Presentation on theme: "Digital Divide Jonathan Chen Clare Bozso Neil Abcouwer Laura Scharff Clyde Shaffer."— Presentation transcript:
Digital Divide Jonathan Chen Clare Bozso Neil Abcouwer Laura Scharff Clyde Shaffer
Digital divide is defined as the gap between individuals and communities that have and don’t have access to information technologies of postmodern society. 54% of the U.S. population, or 143 million people, are actively using the Internet. Gap has been expanding, due to relevant factors such as racial, ethnic, social, and economic divides. In the Information Age, lack of access to information means disconnection from the economy and the democratic debate.
“In the twenty-first century, the capacity to communicate will almost certainly be a key human right. Eliminating the distinction between the information-rich and information-poor is also critical to eliminating economic and other inequalities between North and South, and to improve the life of all humanity.” -Nelson Mandela, TELECOM 95, October 3, 1995 (Wilson, 2004, 1) While digital divide refers to the difference between social classes, global digital divide refers to a geographical division in terms of technological access.

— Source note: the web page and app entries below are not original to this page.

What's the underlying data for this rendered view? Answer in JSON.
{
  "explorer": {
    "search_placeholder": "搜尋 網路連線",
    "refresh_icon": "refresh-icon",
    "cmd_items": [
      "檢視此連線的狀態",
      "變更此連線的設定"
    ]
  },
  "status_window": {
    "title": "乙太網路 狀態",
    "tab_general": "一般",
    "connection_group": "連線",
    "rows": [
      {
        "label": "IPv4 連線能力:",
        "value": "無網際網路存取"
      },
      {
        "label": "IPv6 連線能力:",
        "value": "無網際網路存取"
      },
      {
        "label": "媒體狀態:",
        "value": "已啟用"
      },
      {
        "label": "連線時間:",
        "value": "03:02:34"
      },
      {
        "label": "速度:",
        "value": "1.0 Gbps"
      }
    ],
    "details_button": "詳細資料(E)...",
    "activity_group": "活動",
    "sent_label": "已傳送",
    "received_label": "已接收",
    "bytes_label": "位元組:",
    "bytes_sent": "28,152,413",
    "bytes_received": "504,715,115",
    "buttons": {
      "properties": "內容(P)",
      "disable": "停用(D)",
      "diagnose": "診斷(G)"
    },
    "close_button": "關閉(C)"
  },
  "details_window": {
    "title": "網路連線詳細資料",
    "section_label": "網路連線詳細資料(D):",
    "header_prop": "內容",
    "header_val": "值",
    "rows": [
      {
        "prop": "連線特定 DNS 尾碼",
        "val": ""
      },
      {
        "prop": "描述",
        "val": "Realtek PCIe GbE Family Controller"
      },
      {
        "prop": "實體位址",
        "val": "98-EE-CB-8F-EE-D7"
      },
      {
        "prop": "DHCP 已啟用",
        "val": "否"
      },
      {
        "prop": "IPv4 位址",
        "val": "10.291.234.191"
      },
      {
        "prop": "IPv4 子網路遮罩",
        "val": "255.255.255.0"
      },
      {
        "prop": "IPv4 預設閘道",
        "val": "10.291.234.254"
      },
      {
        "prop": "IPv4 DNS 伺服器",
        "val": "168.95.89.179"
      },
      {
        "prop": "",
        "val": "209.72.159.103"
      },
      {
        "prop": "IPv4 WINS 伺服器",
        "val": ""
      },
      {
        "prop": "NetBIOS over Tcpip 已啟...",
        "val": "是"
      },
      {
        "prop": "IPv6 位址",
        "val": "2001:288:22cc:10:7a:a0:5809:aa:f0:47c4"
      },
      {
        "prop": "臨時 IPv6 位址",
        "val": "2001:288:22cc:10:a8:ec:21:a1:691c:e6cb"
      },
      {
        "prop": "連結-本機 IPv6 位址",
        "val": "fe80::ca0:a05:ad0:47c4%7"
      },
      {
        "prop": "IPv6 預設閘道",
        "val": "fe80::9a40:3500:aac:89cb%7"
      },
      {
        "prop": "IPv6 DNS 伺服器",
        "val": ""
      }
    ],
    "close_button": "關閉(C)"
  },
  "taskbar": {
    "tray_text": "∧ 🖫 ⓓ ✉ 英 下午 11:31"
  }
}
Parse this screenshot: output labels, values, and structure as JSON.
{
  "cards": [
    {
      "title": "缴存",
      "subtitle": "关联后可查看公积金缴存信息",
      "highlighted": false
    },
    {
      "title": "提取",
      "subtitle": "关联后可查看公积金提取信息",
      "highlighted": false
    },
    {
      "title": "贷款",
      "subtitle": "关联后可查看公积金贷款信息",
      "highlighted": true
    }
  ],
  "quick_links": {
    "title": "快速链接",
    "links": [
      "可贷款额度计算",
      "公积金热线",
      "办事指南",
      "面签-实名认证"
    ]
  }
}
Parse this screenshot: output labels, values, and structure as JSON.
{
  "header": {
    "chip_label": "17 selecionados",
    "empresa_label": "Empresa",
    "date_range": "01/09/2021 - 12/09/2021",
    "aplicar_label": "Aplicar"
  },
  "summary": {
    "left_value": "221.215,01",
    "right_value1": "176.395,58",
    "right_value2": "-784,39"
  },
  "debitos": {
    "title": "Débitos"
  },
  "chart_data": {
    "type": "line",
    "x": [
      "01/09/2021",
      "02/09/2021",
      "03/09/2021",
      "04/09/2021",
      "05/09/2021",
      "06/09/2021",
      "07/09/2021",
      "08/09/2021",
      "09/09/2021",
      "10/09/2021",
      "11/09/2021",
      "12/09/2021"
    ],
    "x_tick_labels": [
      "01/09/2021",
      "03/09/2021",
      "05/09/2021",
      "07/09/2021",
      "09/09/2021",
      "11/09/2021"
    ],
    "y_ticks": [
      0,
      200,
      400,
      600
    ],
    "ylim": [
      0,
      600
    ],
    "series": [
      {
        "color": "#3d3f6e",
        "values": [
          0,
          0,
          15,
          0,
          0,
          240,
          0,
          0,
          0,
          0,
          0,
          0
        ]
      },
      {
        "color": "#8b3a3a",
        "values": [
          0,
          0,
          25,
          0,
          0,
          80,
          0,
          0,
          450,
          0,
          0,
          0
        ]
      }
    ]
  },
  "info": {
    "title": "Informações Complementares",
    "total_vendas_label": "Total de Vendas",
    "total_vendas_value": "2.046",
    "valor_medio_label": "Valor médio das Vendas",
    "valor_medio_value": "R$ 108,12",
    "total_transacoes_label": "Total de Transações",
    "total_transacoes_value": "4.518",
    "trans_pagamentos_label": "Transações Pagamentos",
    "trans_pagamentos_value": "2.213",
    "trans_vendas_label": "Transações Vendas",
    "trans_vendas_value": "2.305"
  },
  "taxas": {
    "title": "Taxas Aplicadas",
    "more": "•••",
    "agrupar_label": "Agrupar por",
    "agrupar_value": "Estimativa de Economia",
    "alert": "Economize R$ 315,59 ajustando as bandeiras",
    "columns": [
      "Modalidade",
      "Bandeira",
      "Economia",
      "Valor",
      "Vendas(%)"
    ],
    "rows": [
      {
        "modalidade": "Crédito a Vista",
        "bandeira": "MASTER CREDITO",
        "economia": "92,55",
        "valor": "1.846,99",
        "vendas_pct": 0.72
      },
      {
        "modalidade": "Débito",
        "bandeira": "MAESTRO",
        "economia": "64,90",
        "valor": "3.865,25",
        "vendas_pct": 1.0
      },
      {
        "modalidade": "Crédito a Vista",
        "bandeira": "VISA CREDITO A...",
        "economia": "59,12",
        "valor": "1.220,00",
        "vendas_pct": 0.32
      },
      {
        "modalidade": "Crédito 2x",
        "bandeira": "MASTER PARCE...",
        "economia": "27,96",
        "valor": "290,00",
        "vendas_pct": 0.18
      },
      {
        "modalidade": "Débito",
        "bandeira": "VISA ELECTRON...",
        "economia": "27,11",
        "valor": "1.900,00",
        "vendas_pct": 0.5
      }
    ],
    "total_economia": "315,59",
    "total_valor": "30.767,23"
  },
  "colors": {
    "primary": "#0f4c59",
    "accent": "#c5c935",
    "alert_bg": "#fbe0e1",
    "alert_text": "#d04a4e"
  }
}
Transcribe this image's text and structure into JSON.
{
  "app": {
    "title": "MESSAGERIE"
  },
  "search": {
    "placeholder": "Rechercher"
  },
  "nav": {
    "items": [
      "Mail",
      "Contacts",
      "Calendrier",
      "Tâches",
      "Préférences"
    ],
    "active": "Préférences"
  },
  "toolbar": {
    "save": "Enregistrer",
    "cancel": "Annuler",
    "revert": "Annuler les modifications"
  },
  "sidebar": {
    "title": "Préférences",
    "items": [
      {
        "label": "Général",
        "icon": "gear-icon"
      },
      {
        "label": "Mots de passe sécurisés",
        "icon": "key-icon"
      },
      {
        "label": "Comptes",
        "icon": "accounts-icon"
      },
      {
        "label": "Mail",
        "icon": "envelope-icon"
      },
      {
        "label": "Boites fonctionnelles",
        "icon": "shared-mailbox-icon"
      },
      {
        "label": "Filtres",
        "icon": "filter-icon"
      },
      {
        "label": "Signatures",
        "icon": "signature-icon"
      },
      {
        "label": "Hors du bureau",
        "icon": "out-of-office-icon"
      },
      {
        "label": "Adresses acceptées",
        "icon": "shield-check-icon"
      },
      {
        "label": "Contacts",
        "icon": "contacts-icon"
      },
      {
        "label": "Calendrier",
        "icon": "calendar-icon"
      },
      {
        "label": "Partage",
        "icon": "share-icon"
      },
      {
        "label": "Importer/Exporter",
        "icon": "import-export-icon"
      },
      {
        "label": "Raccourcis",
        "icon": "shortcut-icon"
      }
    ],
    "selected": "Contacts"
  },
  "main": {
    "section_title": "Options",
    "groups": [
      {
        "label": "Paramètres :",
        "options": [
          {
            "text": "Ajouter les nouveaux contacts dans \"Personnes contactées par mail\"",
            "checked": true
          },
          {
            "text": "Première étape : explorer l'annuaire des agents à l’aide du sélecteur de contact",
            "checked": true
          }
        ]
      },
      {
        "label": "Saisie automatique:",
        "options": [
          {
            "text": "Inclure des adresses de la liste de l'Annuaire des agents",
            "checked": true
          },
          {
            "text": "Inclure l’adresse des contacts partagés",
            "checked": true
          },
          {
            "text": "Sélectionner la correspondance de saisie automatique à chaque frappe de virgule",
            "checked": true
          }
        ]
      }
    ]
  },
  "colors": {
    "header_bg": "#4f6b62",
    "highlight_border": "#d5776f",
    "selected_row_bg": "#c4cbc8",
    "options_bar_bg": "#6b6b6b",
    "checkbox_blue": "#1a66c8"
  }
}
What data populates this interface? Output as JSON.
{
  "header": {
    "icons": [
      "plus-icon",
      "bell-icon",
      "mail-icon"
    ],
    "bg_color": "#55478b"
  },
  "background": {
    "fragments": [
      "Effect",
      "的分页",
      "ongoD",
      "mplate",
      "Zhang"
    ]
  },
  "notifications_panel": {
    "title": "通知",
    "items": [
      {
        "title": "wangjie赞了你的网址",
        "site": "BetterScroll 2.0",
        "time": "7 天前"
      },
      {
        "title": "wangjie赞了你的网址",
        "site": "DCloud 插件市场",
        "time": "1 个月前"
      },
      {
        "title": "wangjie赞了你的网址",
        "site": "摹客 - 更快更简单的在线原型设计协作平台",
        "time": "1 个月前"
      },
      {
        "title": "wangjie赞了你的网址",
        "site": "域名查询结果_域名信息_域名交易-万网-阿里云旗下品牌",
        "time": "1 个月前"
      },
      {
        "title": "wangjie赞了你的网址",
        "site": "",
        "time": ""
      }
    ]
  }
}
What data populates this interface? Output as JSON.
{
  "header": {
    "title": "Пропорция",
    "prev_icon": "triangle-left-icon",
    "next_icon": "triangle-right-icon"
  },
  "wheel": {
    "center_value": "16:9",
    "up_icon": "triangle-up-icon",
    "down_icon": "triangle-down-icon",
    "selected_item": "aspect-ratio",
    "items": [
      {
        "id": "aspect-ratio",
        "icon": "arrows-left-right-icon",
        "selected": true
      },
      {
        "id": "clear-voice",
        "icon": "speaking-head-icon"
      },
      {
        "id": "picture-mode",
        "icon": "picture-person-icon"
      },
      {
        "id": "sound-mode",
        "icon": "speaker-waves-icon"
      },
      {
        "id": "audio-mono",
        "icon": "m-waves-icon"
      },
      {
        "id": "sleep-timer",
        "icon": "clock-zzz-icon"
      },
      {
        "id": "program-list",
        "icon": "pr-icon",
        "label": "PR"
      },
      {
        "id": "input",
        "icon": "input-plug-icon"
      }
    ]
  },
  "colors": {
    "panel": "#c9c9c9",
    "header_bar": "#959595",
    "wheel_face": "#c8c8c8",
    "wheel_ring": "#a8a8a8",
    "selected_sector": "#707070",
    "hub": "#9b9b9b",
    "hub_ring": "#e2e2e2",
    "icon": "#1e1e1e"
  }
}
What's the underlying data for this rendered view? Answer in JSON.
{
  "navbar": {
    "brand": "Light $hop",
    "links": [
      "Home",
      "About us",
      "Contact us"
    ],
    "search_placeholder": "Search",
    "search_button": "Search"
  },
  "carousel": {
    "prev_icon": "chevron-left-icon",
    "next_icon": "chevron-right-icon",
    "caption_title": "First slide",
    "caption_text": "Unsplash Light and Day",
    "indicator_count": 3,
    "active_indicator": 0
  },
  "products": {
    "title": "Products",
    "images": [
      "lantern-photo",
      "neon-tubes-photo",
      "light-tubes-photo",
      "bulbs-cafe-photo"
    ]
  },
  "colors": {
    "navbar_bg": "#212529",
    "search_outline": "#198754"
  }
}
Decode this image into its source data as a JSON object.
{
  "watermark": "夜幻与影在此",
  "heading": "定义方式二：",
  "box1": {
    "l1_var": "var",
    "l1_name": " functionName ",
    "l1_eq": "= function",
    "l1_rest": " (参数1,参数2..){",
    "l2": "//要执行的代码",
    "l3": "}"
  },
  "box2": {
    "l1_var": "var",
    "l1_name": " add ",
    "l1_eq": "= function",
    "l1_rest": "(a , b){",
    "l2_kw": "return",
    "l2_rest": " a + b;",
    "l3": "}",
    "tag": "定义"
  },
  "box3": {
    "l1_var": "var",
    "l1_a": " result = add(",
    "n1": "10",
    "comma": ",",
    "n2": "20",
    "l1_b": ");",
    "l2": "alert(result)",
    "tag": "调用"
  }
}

- The term “digital divide” originally represented the gap in computer ownership between different groups of people - Was being used regularly by mid-1990s - Between 1997-2005, middle- and higher-income groups showed growing equality - Lowest income groups continue to decrease level of equality to higher income groups Background Information
Bridging the Global Digital Divide Distribution of inexpensive computers and internet technology to developing nations – One Laptop Per Child (OLPC), 50x15 (AMD), Geekcore, Inveneo Programs teach technology skills to underprivileged inner- city families. – Boston Digital Bridge Foundation Mobile phones used to connect to internet – Nearly half of African-Americans and Hispanics have used mobile phones to connect to internet, compared to 28 percent of white Americans Social networking sites encourage use among all groups. WokFi
Challenges and Criticisms Obtaining resources vs. learning a skill Who will help? How can they help? Politics and cultural differences Necessary?
The Global Digital Divide is a stumbling block inhibiting man’s technological progress. The internet allows for knowledge to be shared widely. A wide variety of talents are available for collaboration. Internet users currently only constitute fifteen to twenty percent of the worlds population. There is still a great deal of potential to be had by connecting the other eighty percent of the world. Programs such as the OLPC initiative and Inveneo will help to solve this, to some degree.